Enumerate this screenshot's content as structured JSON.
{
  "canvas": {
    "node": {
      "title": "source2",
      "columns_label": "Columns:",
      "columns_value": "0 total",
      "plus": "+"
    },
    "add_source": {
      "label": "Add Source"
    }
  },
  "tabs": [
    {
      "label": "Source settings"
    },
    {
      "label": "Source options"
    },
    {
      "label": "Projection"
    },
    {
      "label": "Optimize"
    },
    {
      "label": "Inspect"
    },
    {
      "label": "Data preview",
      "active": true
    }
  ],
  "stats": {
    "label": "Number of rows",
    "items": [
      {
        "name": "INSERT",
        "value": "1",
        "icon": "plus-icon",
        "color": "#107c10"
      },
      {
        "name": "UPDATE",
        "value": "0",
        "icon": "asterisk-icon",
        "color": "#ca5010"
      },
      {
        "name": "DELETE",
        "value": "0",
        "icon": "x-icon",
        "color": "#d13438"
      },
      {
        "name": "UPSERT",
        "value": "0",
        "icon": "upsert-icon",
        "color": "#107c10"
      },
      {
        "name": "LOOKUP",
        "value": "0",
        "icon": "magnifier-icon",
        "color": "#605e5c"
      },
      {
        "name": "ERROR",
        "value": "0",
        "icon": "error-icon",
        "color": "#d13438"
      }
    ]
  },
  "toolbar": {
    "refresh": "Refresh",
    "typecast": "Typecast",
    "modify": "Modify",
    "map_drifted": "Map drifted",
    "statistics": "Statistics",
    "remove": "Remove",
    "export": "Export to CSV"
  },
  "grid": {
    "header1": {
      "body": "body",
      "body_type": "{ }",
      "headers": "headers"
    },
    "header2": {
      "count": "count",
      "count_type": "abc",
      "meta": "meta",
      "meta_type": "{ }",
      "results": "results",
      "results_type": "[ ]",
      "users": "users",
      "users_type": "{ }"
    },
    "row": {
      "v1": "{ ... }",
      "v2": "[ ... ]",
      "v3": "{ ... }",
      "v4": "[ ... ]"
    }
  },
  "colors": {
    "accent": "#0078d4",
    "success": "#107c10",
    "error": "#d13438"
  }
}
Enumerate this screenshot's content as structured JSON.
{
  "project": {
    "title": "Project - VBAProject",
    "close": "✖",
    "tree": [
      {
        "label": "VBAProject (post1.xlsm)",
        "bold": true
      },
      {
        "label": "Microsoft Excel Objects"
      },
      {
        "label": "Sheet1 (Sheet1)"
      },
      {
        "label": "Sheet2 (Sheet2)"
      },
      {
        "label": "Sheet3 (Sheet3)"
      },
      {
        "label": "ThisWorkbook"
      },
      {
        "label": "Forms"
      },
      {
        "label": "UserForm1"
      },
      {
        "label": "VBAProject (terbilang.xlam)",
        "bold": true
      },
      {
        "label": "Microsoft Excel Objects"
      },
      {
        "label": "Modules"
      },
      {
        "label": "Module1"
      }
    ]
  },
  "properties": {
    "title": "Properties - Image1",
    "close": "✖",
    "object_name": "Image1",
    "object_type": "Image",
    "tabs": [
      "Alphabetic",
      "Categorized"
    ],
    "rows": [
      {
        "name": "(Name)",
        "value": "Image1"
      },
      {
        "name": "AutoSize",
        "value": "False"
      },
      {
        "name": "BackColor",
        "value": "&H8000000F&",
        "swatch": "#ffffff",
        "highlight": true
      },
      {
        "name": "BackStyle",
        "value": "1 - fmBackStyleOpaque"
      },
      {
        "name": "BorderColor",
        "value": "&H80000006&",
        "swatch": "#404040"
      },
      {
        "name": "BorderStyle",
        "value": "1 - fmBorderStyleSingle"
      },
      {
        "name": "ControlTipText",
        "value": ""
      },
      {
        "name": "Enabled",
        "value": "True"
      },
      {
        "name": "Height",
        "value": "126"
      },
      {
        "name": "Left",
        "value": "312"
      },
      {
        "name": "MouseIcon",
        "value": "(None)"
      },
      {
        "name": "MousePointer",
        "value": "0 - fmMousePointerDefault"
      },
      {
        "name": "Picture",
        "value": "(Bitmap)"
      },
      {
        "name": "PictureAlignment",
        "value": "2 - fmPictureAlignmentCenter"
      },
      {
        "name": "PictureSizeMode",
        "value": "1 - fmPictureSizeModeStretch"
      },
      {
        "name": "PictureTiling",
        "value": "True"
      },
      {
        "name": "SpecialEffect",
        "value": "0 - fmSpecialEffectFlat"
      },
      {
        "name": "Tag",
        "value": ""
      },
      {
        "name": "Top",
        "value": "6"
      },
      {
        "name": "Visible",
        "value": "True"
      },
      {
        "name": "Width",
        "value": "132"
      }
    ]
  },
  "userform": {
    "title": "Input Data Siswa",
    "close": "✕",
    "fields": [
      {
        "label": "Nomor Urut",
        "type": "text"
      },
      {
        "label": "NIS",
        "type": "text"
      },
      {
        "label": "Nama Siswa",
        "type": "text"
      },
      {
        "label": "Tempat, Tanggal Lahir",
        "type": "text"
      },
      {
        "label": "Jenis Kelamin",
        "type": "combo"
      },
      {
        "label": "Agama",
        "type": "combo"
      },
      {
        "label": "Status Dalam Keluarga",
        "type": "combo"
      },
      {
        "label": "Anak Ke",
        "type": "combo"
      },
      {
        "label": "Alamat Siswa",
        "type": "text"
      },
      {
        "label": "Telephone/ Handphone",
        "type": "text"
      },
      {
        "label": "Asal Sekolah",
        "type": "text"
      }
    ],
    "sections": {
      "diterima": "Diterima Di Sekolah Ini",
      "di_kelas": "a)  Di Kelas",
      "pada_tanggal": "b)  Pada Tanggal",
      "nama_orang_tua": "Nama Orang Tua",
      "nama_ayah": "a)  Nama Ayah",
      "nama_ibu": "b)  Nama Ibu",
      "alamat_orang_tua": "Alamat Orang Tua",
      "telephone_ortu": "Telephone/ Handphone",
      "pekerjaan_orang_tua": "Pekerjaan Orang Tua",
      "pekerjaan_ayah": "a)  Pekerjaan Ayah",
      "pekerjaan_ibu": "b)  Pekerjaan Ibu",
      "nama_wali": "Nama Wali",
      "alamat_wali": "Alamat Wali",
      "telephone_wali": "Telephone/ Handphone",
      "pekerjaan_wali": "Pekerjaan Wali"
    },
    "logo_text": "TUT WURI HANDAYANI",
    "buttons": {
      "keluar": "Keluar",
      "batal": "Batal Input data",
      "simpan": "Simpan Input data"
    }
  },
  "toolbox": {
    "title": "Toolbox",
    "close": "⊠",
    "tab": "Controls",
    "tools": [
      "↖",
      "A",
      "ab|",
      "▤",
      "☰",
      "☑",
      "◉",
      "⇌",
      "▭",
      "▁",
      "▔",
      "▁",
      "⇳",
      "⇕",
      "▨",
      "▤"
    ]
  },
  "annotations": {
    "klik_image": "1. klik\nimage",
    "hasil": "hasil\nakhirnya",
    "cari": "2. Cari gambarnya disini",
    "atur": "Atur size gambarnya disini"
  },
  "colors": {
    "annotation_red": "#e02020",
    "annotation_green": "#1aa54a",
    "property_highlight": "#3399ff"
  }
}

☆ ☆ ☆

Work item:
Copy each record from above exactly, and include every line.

Response to the task:
Enumerate this screenshot's content as structured JSON.
{
  "canvas": {
    "node": {
      "title": "source2",
      "columns_label": "Columns:",
      "columns_value": "0 total",
      "plus": "+"
    },
    "add_source": {
      "label": "Add Source"
    }
  },
  "tabs": [
    {
      "label": "Source settings"
    },
    {
      "label": "Source options"
    },
    {
      "label": "Projection"
    },
    {
      "label": "Optimize"
    },
    {
      "label": "Inspect"
    },
    {
      "label": "Data preview",
      "active": true
    }
  ],
  "stats": {
    "label": "Number of rows",
    "items": [
      {
        "name": "INSERT",
        "value": "1",
        "icon": "plus-icon",
        "color": "#107c10"
      },
      {
        "name": "UPDATE",
        "value": "0",
        "icon": "asterisk-icon",
        "color": "#ca5010"
      },
      {
        "name": "DELETE",
        "value": "0",
        "icon": "x-icon",
        "color": "#d13438"
      },
      {
        "name": "UPSERT",
        "value": "0",
        "icon": "upsert-icon",
        "color": "#107c10"
      },
      {
        "name": "LOOKUP",
        "value": "0",
        "icon": "magnifier-icon",
        "color": "#605e5c"
      },
      {
        "name": "ERROR",
        "value": "0",
        "icon": "error-icon",
        "color": "#d13438"
      }
    ]
  },
  "toolbar": {
    "refresh": "Refresh",
    "typecast": "Typecast",
    "modify": "Modify",
    "map_drifted": "Map drifted",
    "statistics": "Statistics",
    "remove": "Remove",
    "export": "Export to CSV"
  },
  "grid": {
    "header1": {
      "body": "body",
      "body_type": "{ }",
      "headers": "headers"
    },
    "header2": {
      "count": "count",
      "count_type": "abc",
      "meta": "meta",
      "meta_type": "{ }",
      "results": "results",
      "results_type": "[ ]",
      "users": "users",
      "users_type": "{ }"
    },
    "row": {
      "v1": "{ ... }",
      "v2": "[ ... ]",
      "v3": "{ ... }",
      "v4": "[ ... ]"
    }
  },
  "colors": {
    "accent": "#0078d4",
    "success": "#107c10",
    "error": "#d13438"
  }
}
Enumerate this screenshot's content as structured JSON.
{
  "project": {
    "title": "Project - VBAProject",
    "close": "✖",
    "tree": [
      {
        "label": "VBAProject (post1.xlsm)",
        "bold": true
      },
      {
        "label": "Microsoft Excel Objects"
      },
      {
        "label": "Sheet1 (Sheet1)"
      },
      {
        "label": "Sheet2 (Sheet2)"
      },
      {
        "label": "Sheet3 (Sheet3)"
      },
      {
        "label": "ThisWorkbook"
      },
      {
        "label": "Forms"
      },
      {
        "label": "UserForm1"
      },
      {
        "label": "VBAProject (terbilang.xlam)",
        "bold": true
      },
      {
        "label": "Microsoft Excel Objects"
      },
      {
        "label": "Modules"
      },
      {
        "label": "Module1"
      }
    ]
  },
  "properties": {
    "title": "Properties - Image1",
    "close": "✖",
    "object_name": "Image1",
    "object_type": "Image",
    "tabs": [
      "Alphabetic",
      "Categorized"
    ],
    "rows": [
      {
        "name": "(Name)",
        "value": "Image1"
      },
      {
        "name": "AutoSize",
        "value": "False"
      },
      {
        "name": "BackColor",
        "value": "&H8000000F&",
        "swatch": "#ffffff",
        "highlight": true
      },
      {
        "name": "BackStyle",
        "value": "1 - fmBackStyleOpaque"
      },
      {
        "name": "BorderColor",
        "value": "&H80000006&",
        "swatch": "#404040"
      },
      {
        "name": "BorderStyle",
        "value": "1 - fmBorderStyleSingle"
      },
      {
        "name": "ControlTipText",
        "value": ""
      },
      {
        "name": "Enabled",
        "value": "True"
      },
      {
        "name": "Height",
        "value": "126"
      },
      {
        "name": "Left",
        "value": "312"
      },
      {
        "name": "MouseIcon",
        "value": "(None)"
      },
      {
        "name": "MousePointer",
        "value": "0 - fmMousePointerDefault"
      },
      {
        "name": "Picture",
        "value": "(Bitmap)"
      },
      {
        "name": "PictureAlignment",
        "value": "2 - fmPictureAlignmentCenter"
      },
      {
        "name": "PictureSizeMode",
        "value": "1 - fmPictureSizeModeStretch"
      },
      {
        "name": "PictureTiling",
        "value": "True"
      },
      {
        "name": "SpecialEffect",
        "value": "0 - fmSpecialEffectFlat"
      },
      {
        "name": "Tag",
        "value": ""
      },
      {
        "name": "Top",
        "value": "6"
      },
      {
        "name": "Visible",
        "value": "True"
      },
      {
        "name": "Width",
        "value": "132"
      }
    ]
  },
  "userform": {
    "title": "Input Data Siswa",
    "close": "✕",
    "fields": [
      {
        "label": "Nomor Urut",
        "type": "text"
      },
      {
        "label": "NIS",
        "type": "text"
      },
      {
        "label": "Nama Siswa",
        "type": "text"
      },
      {
        "label": "Tempat, Tanggal Lahir",
        "type": "text"
      },
      {
        "label": "Jenis Kelamin",
        "type": "combo"
      },
      {
        "label": "Agama",
        "type": "combo"
      },
      {
        "label": "Status Dalam Keluarga",
        "type": "combo"
      },
      {
        "label": "Anak Ke",
        "type": "combo"
      },
      {
        "label": "Alamat Siswa",
        "type": "text"
      },
      {
        "label": "Telephone/ Handphone",
        "type": "text"
      },
      {
        "label": "Asal Sekolah",
        "type": "text"
      }
    ],
    "sections": {
      "diterima": "Diterima Di Sekolah Ini",
      "di_kelas": "a)  Di Kelas",
      "pada_tanggal": "b)  Pada Tanggal",
      "nama_orang_tua": "Nama Orang Tua",
      "nama_ayah": "a)  Nama Ayah",
      "nama_ibu": "b)  Nama Ibu",
      "alamat_orang_tua": "Alamat Orang Tua",
      "telephone_ortu": "Telephone/ Handphone",
      "pekerjaan_orang_tua": "Pekerjaan Orang Tua",
      "pekerjaan_ayah": "a)  Pekerjaan Ayah",
      "pekerjaan_ibu": "b)  Pekerjaan Ibu",
      "nama_wali": "Nama Wali",
      "alamat_wali": "Alamat Wali",
      "telephone_wali": "Telephone/ Handphone",
      "pekerjaan_wali": "Pekerjaan Wali"
    },
    "logo_text": "TUT WURI HANDAYANI",
    "buttons": {
      "keluar": "Keluar",
      "batal": "Batal Input data",
      "simpan": "Simpan Input data"
    }
  },
  "toolbox": {
    "title": "Toolbox",
    "close": "⊠",
    "tab": "Controls",
    "tools": [
      "↖",
      "A",
      "ab|",
      "▤",
      "☰",
      "☑",
      "◉",
      "⇌",
      "▭",
      "▁",
      "▔",
      "▁",
      "⇳",
      "⇕",
      "▨",
      "▤"
    ]
  },
  "annotations": {
    "klik_image": "1. klik\nimage",
    "hasil": "hasil\nakhirnya",
    "cari": "2. Cari gambarnya disini",
    "atur": "Atur size gambarnya disini"
  },
  "colors": {
    "annotation_red": "#e02020",
    "annotation_green": "#1aa54a",
    "property_highlight": "#3399ff"
  }
}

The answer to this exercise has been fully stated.